56,315 (total of the population)|
25,395 (by ancestry, 2011 Census)
22,920 (by birth, 2011 Census)
|Regions with significant populations|
|Quebec, Ontario and British Columbia|
|Canadian English, Canadian French, Brazilian Portuguese|
|Christianity (mainly Roman Catholic)|
|Related ethnic groups|
|Brazilian people, Portuguese Canadians, Brazilian Americans, Brazilian British, Brazilian Australians, Latins and other Latin Americans|
Brazilian Canadians (Portuguese: canadense de extração brasileira, French: brésilien-canadien) are Canadians of Brazilian descent or Brazilians who have immigrated to Canada. The 1991 Canadian census reports 2,520 individuals of wholly Brazilian origin and another 2,325 who describe Brazilian as one of their ethnic origins (Brazilians themselves may be of varied European, African, Middle Eastern, East Asian and Amerindian ethnic origins), giving a total of 4,845. This figure can be taken as an official minimum and corresponds to Brazilian consular estimates.
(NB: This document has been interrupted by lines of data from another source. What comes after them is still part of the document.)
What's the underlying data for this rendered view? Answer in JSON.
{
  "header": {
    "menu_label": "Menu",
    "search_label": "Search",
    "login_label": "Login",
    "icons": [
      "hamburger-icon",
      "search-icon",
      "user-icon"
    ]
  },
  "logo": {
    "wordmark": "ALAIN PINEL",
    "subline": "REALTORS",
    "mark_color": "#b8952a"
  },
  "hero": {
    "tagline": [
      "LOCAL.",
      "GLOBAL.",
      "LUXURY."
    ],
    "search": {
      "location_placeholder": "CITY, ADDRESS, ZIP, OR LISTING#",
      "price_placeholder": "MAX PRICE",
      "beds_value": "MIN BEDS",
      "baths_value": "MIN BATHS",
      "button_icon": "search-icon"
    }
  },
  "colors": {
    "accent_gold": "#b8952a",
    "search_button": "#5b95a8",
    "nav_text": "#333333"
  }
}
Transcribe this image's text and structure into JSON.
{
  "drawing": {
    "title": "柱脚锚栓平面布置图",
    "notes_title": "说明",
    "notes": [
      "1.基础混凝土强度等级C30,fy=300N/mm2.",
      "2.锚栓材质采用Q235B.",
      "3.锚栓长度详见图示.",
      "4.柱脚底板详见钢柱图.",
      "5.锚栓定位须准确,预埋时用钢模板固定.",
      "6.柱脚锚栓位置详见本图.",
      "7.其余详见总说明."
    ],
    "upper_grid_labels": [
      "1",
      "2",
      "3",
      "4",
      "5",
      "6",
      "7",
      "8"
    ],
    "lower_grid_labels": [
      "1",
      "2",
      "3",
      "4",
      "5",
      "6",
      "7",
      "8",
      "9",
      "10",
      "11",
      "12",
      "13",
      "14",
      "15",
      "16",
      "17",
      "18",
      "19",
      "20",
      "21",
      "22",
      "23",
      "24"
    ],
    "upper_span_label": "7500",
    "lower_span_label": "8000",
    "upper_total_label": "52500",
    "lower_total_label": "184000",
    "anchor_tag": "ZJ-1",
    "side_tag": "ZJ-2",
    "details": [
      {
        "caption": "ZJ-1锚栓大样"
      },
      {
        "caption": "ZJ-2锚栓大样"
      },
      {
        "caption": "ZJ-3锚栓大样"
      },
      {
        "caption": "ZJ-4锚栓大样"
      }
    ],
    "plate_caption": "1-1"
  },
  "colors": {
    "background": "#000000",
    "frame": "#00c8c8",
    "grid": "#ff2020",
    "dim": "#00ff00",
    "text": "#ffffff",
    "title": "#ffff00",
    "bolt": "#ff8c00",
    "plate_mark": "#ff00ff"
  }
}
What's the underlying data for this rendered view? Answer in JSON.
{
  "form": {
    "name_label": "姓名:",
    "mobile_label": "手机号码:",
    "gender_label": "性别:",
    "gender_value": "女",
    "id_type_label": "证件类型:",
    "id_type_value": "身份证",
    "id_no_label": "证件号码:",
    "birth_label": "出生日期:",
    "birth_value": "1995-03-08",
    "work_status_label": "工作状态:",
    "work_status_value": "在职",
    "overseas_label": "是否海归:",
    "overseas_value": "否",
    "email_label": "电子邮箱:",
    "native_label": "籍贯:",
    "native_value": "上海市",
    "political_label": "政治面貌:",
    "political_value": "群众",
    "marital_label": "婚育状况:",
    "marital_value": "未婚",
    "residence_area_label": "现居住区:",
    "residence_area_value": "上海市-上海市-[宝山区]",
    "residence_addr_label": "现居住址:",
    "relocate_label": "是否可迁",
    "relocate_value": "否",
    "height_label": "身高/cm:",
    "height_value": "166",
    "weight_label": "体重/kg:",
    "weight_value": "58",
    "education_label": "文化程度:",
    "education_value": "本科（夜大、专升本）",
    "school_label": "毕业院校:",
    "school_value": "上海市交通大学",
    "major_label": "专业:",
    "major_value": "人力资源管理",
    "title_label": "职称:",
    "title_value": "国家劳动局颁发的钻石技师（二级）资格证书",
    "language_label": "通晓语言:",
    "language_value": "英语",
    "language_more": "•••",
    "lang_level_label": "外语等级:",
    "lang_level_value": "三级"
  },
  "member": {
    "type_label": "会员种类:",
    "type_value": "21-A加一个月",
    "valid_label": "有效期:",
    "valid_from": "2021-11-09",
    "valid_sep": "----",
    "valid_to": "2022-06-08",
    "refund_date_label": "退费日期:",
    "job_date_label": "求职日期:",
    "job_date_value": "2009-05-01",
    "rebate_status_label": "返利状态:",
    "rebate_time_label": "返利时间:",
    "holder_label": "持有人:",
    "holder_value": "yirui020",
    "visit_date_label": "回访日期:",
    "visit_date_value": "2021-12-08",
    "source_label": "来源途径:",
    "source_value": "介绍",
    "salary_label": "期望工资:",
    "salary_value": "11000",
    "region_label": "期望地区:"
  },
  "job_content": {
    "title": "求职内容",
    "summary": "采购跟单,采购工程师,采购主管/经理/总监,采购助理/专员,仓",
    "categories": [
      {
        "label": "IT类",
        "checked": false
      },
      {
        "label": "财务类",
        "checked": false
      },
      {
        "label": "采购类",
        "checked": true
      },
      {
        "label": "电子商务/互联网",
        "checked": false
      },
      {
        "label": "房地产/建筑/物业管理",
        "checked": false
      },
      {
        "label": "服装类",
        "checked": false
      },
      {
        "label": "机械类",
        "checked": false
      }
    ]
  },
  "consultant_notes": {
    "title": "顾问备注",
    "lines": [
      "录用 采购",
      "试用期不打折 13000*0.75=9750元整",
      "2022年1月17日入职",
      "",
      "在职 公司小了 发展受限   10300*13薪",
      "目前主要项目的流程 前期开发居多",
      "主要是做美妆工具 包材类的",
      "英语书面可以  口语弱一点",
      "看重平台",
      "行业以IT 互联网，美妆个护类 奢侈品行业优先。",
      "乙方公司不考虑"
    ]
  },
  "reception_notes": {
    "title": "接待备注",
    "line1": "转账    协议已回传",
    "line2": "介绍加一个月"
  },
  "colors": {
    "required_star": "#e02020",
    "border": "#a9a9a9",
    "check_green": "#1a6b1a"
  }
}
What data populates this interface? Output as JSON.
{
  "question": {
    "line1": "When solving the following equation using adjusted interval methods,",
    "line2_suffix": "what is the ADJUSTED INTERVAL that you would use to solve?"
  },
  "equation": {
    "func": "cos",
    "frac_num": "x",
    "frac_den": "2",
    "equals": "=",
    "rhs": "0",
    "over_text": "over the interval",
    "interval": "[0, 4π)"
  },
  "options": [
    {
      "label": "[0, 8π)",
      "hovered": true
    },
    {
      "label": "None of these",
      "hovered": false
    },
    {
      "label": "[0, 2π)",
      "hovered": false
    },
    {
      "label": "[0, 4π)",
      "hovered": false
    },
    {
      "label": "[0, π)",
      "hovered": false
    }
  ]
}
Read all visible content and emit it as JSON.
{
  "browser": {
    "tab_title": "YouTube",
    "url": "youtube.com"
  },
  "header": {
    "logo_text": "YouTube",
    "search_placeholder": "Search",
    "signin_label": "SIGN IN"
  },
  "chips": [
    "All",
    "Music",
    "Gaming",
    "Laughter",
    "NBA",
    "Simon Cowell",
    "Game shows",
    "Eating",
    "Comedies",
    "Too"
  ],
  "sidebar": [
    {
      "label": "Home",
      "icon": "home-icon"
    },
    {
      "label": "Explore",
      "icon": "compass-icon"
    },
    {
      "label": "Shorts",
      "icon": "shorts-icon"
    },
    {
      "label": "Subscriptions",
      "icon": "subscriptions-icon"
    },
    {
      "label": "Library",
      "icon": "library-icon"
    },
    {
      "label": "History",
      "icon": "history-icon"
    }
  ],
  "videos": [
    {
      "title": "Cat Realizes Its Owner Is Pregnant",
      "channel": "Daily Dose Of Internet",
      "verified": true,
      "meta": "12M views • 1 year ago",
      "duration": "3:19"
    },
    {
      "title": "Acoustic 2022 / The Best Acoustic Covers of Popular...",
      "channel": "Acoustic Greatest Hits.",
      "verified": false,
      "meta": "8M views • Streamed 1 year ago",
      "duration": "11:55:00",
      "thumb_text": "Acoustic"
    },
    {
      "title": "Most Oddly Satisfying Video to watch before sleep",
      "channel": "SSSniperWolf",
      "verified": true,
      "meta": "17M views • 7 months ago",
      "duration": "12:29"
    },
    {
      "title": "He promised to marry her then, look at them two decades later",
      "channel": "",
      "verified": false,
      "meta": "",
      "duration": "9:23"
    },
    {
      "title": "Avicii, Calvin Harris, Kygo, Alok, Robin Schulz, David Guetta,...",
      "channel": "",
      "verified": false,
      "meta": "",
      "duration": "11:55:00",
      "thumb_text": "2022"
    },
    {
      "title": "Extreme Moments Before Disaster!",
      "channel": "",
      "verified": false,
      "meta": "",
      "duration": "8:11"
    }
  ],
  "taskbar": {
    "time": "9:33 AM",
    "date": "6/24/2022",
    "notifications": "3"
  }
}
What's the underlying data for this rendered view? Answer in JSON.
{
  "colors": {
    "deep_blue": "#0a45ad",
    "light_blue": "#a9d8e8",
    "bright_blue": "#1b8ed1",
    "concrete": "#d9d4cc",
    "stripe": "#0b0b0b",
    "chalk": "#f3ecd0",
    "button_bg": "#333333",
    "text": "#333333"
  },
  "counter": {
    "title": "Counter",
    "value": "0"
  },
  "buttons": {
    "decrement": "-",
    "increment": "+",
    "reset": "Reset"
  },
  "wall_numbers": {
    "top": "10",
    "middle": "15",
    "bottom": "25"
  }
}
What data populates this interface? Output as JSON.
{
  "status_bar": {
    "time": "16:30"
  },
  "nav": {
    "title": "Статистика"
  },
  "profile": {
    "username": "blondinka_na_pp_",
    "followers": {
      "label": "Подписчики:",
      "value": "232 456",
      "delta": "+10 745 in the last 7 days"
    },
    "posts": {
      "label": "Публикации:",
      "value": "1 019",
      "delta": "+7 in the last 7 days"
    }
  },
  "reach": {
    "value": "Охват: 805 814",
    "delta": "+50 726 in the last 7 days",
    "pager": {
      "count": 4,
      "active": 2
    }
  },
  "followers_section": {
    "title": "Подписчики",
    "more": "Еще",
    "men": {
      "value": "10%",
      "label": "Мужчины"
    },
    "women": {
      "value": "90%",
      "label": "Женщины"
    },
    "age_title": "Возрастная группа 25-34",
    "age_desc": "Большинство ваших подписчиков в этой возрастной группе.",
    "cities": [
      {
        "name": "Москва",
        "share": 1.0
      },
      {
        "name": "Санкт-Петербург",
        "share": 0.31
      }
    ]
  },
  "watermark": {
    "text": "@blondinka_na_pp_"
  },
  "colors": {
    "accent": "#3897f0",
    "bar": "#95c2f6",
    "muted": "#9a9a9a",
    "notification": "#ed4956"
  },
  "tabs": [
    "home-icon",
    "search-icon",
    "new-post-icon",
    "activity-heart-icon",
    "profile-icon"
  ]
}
However, in the 1980s and 1990s a large number of younger Brazilians established families in Toronto. The local newspaper Abacaxi Times estimated that the total number of Brazilians living in Toronto in the 1990s was about 9,000. Probably an equal number of legal immigrants entered Ontario to that date. The total for Canada was 14,976. When refugee claimants and illegal immigrants are added, the total in Ontario alone may approach 12,000, with a few thousand more in Quebec and British Columbia; there are smaller groups scattered across the country. New immigrants have continued to enter the country, but at a much slower pace than in the previous decade.
Notable Brazilian Canadians
- Kevin Alves – figure skater
- Eurico Rosa Da Silva - jockey
- Tony Menezes – soccer player
- Robyn Regehr – hockey player
- Paul Simas – [Green Party of Canada candidates, 2004 Canadian federal election|Green Party of Ontario]
- Cintia de Sa - Celebrity and winner of reality T.V. Show : Occupation Double
- Statistics Canada. "2011 National Household Survey: Data tables". Retrieved 8 March 2014.
- 2011 National Household Survey: Data tables | Citizenship (5), Place of Birth (236), Immigrant Status and Period of Immigration (11), Age Groups (10) and Sex (3) for the Population in Private Households of Canada, Provinces, Territories, Census Metropolitan Areas and Census Agglomerations, 2011 National Household Survey
- Facts and figures 2011 — Immigration overview: Permanent and temporary residents — Permanent residents
For more information go to The Canadian Encyclopedia website on Google.